START Extracted information
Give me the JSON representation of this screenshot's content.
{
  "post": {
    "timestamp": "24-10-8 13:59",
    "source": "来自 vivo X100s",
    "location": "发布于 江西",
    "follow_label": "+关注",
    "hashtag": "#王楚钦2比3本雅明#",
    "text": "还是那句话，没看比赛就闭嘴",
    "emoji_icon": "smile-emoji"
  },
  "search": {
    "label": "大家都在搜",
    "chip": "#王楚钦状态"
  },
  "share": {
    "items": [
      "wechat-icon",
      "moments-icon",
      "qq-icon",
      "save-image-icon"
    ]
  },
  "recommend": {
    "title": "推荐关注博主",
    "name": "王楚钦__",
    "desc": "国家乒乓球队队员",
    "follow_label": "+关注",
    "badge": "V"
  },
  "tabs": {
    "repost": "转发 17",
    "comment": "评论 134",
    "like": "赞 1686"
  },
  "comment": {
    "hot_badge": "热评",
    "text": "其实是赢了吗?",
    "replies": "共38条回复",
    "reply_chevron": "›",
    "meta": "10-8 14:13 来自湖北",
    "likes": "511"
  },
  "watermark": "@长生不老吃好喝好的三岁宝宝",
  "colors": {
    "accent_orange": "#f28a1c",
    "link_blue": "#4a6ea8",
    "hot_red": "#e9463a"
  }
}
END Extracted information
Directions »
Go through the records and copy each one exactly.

The answer »
Give me the JSON representation of this screenshot's content.
{
  "post": {
    "timestamp": "24-10-8 13:59",
    "source": "来自 vivo X100s",
    "location": "发布于 江西",
    "follow_label": "+关注",
    "hashtag": "#王楚钦2比3本雅明#",
    "text": "还是那句话，没看比赛就闭嘴",
    "emoji_icon": "smile-emoji"
  },
  "search": {
    "label": "大家都在搜",
    "chip": "#王楚钦状态"
  },
  "share": {
    "items": [
      "wechat-icon",
      "moments-icon",
      "qq-icon",
      "save-image-icon"
    ]
  },
  "recommend": {
    "title": "推荐关注博主",
    "name": "王楚钦__",
    "desc": "国家乒乓球队队员",
    "follow_label": "+关注",
    "badge": "V"
  },
  "tabs": {
    "repost": "转发 17",
    "comment": "评论 134",
    "like": "赞 1686"
  },
  "comment": {
    "hot_badge": "热评",
    "text": "其实是赢了吗?",
    "replies": "共38条回复",
    "reply_chevron": "›",
    "meta": "10-8 14:13 来自湖北",
    "likes": "511"
  },
  "watermark": "@长生不老吃好喝好的三岁宝宝",
  "colors": {
    "accent_orange": "#f28a1c",
    "link_blue": "#4a6ea8",
    "hot_red": "#e9463a"
  }
}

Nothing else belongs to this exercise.